Yesterday, the folks at the Albany Times Union told you about the special student loan break given a former local prosecutor at the same time reporter Brendon Lyons was reporting on the local bar owner, Timothy Rnakins who established a free drinks and meals program for local prosecutor while facing tax and assault charges. Here's an excerpt:
"An Albany bar owner facing trial for tax and assault charges wants a special prosecutor appointed in the case because he alleges members of the Albany County district attorney's office have gotten free meals and drinks from his restaurants, including Envy Lounge.
Paul DerOhannesian II, an attorney for Timothy Rankins, who owns Envy Lounge, filed the motion last week. It asks Albany County Judge Thomas A. Breslin to disqualify the office of District Attorney P. David Soares from Rankins' criminal case and appoint a special prosecutor. Criminal charges against Rankins include allegations that he failed to pay more than $190,000 in state sales taxes from his bar's receipts. DerOhannesian said the 'computation of sale tax ... does not accurately reflect the significant complimentary meals provided to individuals.'

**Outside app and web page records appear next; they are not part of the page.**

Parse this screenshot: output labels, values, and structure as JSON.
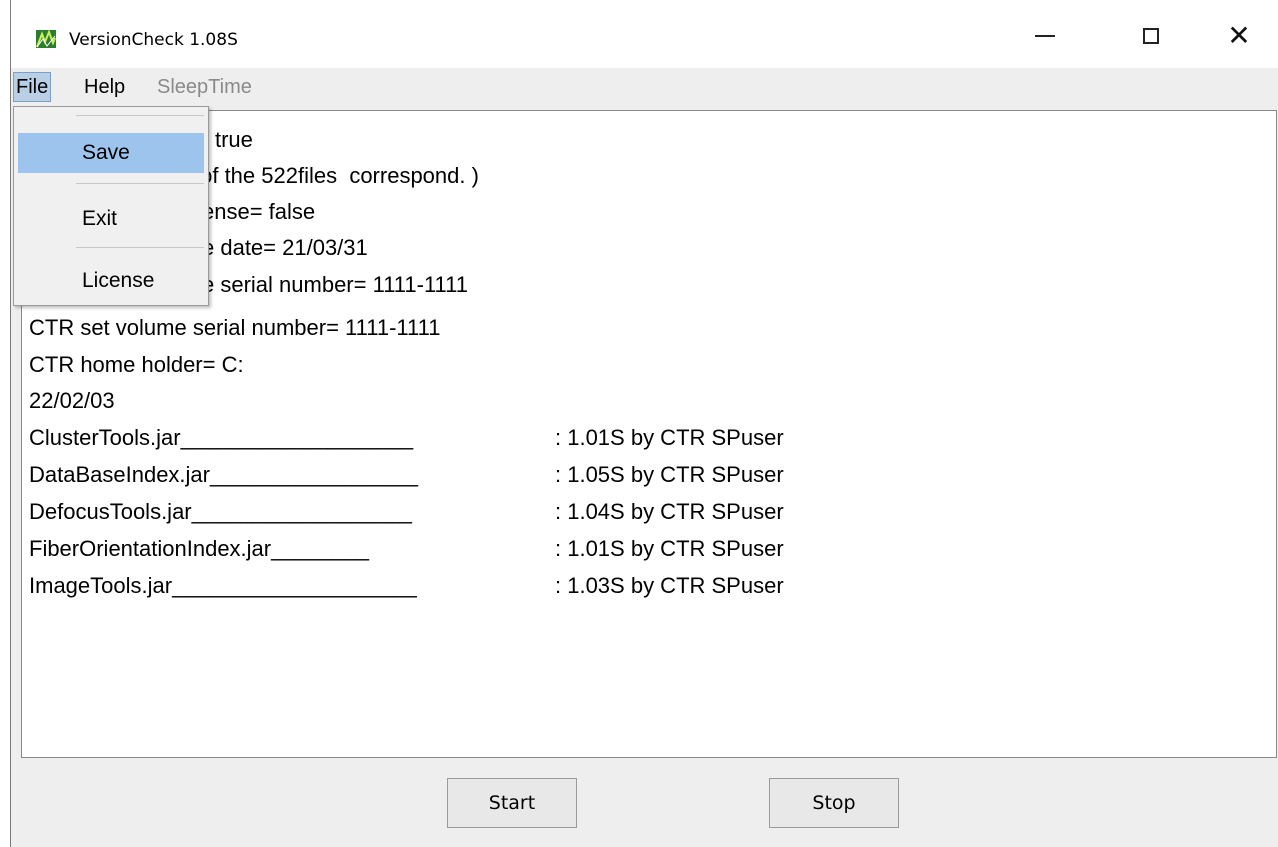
{
  "window": {
    "title": "VersionCheck 1.08S"
  },
  "menubar": {
    "file": "File",
    "help": "Help",
    "sleeptime": "SleepTime"
  },
  "file_menu": {
    "items": [
      {
        "label": "Save"
      },
      {
        "label": "Exit"
      },
      {
        "label": "License"
      }
    ]
  },
  "output": {
    "lines": [
      "= true",
      " of the 522files  correspond. )",
      "ense= false",
      "e date= 21/03/31",
      "e serial number= 1111-1111",
      "CTR set volume serial number= 1111-1111",
      "CTR home holder= C:",
      "22/02/03"
    ],
    "jars": [
      {
        "name": "ClusterTools.jar___________________",
        "version": ": 1.01S by CTR SPuser"
      },
      {
        "name": "DataBaseIndex.jar_________________",
        "version": ": 1.05S by CTR SPuser"
      },
      {
        "name": "DefocusTools.jar__________________",
        "version": ": 1.04S by CTR SPuser"
      },
      {
        "name": "FiberOrientationIndex.jar________",
        "version": ": 1.01S by CTR SPuser"
      },
      {
        "name": "ImageTools.jar____________________",
        "version": ": 1.03S by CTR SPuser"
      }
    ]
  },
  "buttons": {
    "start": "Start",
    "stop": "Stop"
  }
}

'Establishing these complimentary meals or drinks potentially involves testimony from both the provider and recipient of these meals, such as an Albany County prosecutor,' DerOhannesian wrote to the judge. He said Soares and his office, therefore, have a conflict if they were recipients of any free meals or drinks.
In a brief interview Wednesday Soares called the allegations 'absurd and desperate.' He provided a copy of a sworn affidavit that he said will be filed in the case in the coming days. The affidavit, signed by Soares, calls the allegations 'false.' 'Neither the ownership, management nor staff at either restaurant has ever given or offered to give me a free or 'comped' meal or drink at either Pearl Albany, Inc. or the Envy Lounge,' the district attorney's affidavit states.
DerOhannesian also requested a court order directing prosecutors to identify any employees who "have received complimentary meals from the Envy or Pearl restaurants," and to supply "photographs of its employees from the period 2005 to 2008." The photos could be shown to Rankins' bar employees to identify those who received a complimentary drink or meal, the attorney said.
Rankins is a popular bar owner who has operated tavern restaurants in the city dating back years. He has developed close relationships with city officials and police. In January the Times Union published a story disclosing uniformed, on-duty police officers, including high-ranking supervisors, were regularly receiving free meals and drinks at Envy Lounge. The department responded by directing uniformed officers not to congregate in restaurants while on duty.
Weeks later, following an investigation by the state Department of Taxation and Finance that began in early 2008, Rankins was indicted on felony charges of failing to pay more than $191,000 in state sales tax. The charges relate to the operation of Rankins' former nightclub, Pearl Restaurant & Lounge, which closed in 2008."
If true, Mr. Rankins, who knew quite a few of these public servants, had reason to believe a free drinks and meals policy might benefit his situation. What does that tell you?